$\begingroup$

Suppose that $f\colon \{\pm1\}^n \to \{\pm1\}$ and that $g\colon \{\pm1\}^m \to \{\pm1\}$ is balanced. The composed function $f \circ g\colon \{\pm1\}^{nm} \to \{\pm1\}$ is given by $$ (f \circ g)(x) = f\bigl(g(x_{1,1},\ldots,x_{1,m}),\ldots g(x_{n,1},\ldots,x_{n,m})\bigr). $$ The influence of $x_{i,j}$ is the probability that if we sample $x \in \{\pm1\}^{nm}$ and construct $x'$ by flipping $x_{i,j}$ then $(f \circ g)(x) \neq (f \circ g)(x')$. This happens if:

  1. $g(x_{i,1},\ldots,x_{i,m}) \neq g(x'_{i,1},\ldots,x'_{i,m})$.
  2. $f(y_1,\ldots,y_n) \neq f(y'_1,\ldots,y'_n)$, where $y_i = g(x_{i,1},\ldots,x_{i,m})$ and $y'_i = g(x'_{i,1},\ldots,x'_{i,m})$.

The first property happens with probability $\operatorname{Inf}_j[g]$.

Since $g$ is balanced, the vector $(y_1,\ldots,y_n)$ is uniformly random. Therefore, given that the first property happens, the second property happens with probability $\operatorname{Inf}_i[f]$. In total, $$ \operatorname{Inf}_{i,j}[f \circ g] = \operatorname{Inf}_i[f] \operatorname{Inf}_j[g]. $$


Here is a calculational proof.
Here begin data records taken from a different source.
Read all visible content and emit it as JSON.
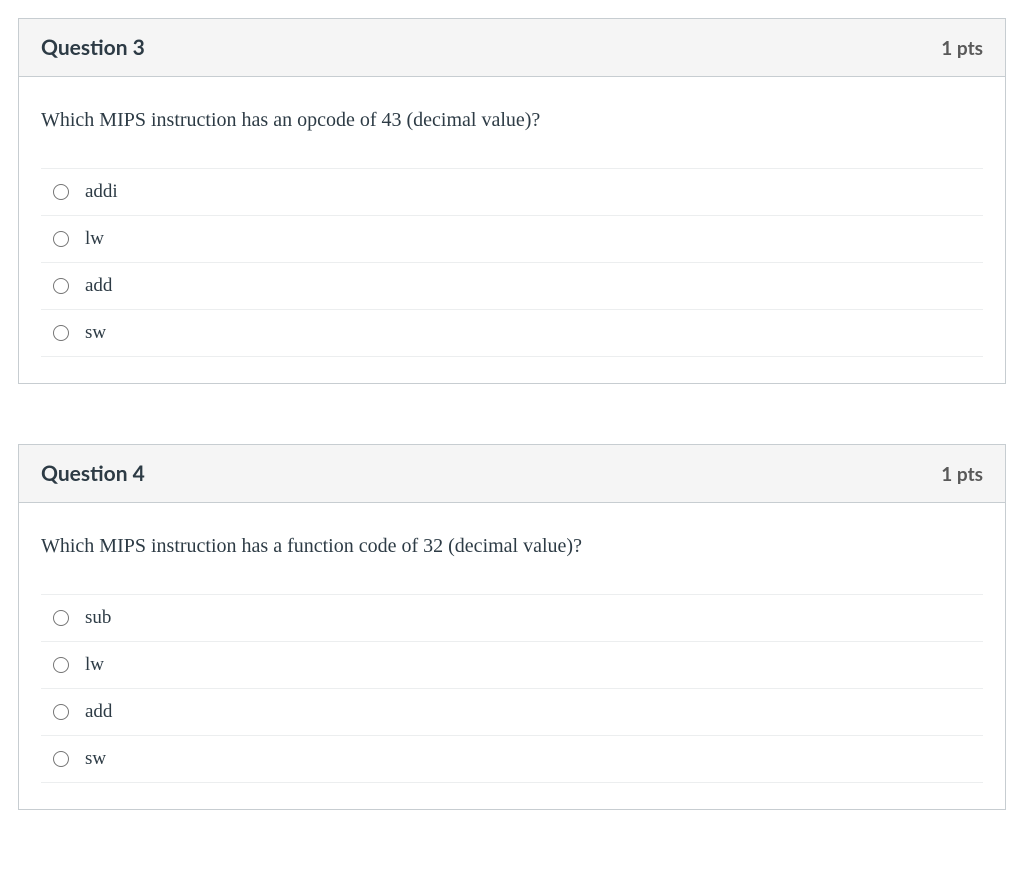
{
  "questions": [
    {
      "title": "Question 3",
      "points": "1 pts",
      "prompt": "Which MIPS instruction has an opcode of 43 (decimal value)?",
      "options": [
        "addi",
        "lw",
        "add",
        "sw"
      ]
    },
    {
      "title": "Question 4",
      "points": "1 pts",
      "prompt": "Which MIPS instruction has a function code of 32 (decimal value)?",
      "options": [
        "sub",
        "lw",
        "add",
        "sw"
      ]
    }
  ]
}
Recall that $$ \operatorname{Inf}_i[f] = \sum_{i \in S} \hat{f}(S)^2. $$ The Fourier expansion of $f \circ g$ is $$ f \circ g = \sum_{S \subseteq [n]} \sum_{\substack{T_i \subseteq [m] \\ \text{for all } i \in S}} \hat{f}(S) \prod_{i \in S} \hat{g}(T_i) \prod_{i \in S} \prod_{j \in T_i} x_{i,j}. $$ Since $g$ is balanced, every monomial appears exactly once: $S$ needs to be the set of $i$ indices that appear in the monomial, and for each $i$, $T_i$ needs to be the set of $j$ indices such that $x_{i,j}$ appears in the monomial. (If $g$ were unbalanced, then $S$ could be any superset of the set of $i$ indices appearing in the monomial, with $T_i = \emptyset$ for any $i$ not appearing in the monomial.) Therefore \begin{align} \operatorname{Inf}_{i,j}[f \circ g] &= \sum_{i \in S} \sum_{\substack{T_k \, \forall k \in S \\ j \in T_i}} \hat{f}(S)^2 \prod_{k \in S} \hat{g}(T_k)^2 \\ &= \sum_{i \in S} \hat{f}(S)^2 \cdot \sum_{j \in T_i} \hat{g}(T_i)^2 \cdot \prod_{\substack{k \in S \\ k \neq i}} \sum_{T_k} \hat{g}(T_k)^2 \\ &= \sum_{i \in S} \hat{f}(S)^2 \cdot \operatorname{Inf}_j[g] \\ &= \operatorname{Inf}_i[f] \cdot \operatorname{Inf}_j[g], \end{align} using $$ \sum_T \hat{g}(T)^2 = 1, $$ since $g^2 = 1$.

$\endgroup$
4
  • $\begingroup$ Where can I read about that kind of function composition that you're assuming/defining? I'm only familiar with the normal one described for example here. $\endgroup$ May 10, 2022 at 17:37
  • $\begingroup$ It appears in the literature on query-to-communication lifting and in the literature on the KRW conjecture, for example. Here is a video lecture on lifting. $\endgroup$ May 10, 2022 at 17:48
  • $\begingroup$ Hmm, I can't find the string "lift" in Wikipedia's function composition article. I only skimmed a bit of the video, but he first uses "$\circ$" after 8 minutes in $f \circ g^n$. Are you sure you're not talking about that, instead of about $f \circ g$? $\endgroup$ May 10, 2022 at 18:24
  • $\begingroup$ It's the same thing. The notation $f \circ g^n$ is more pedantic. $\endgroup$ May 10, 2022 at 18:25

Your Answer

By clicking “Post Your Answer”, you agree to our terms of service and acknowledge that you have read and understand our privacy policy and code of conduct.

Not the answer you're looking for? Browse other questions tagged or ask your own question.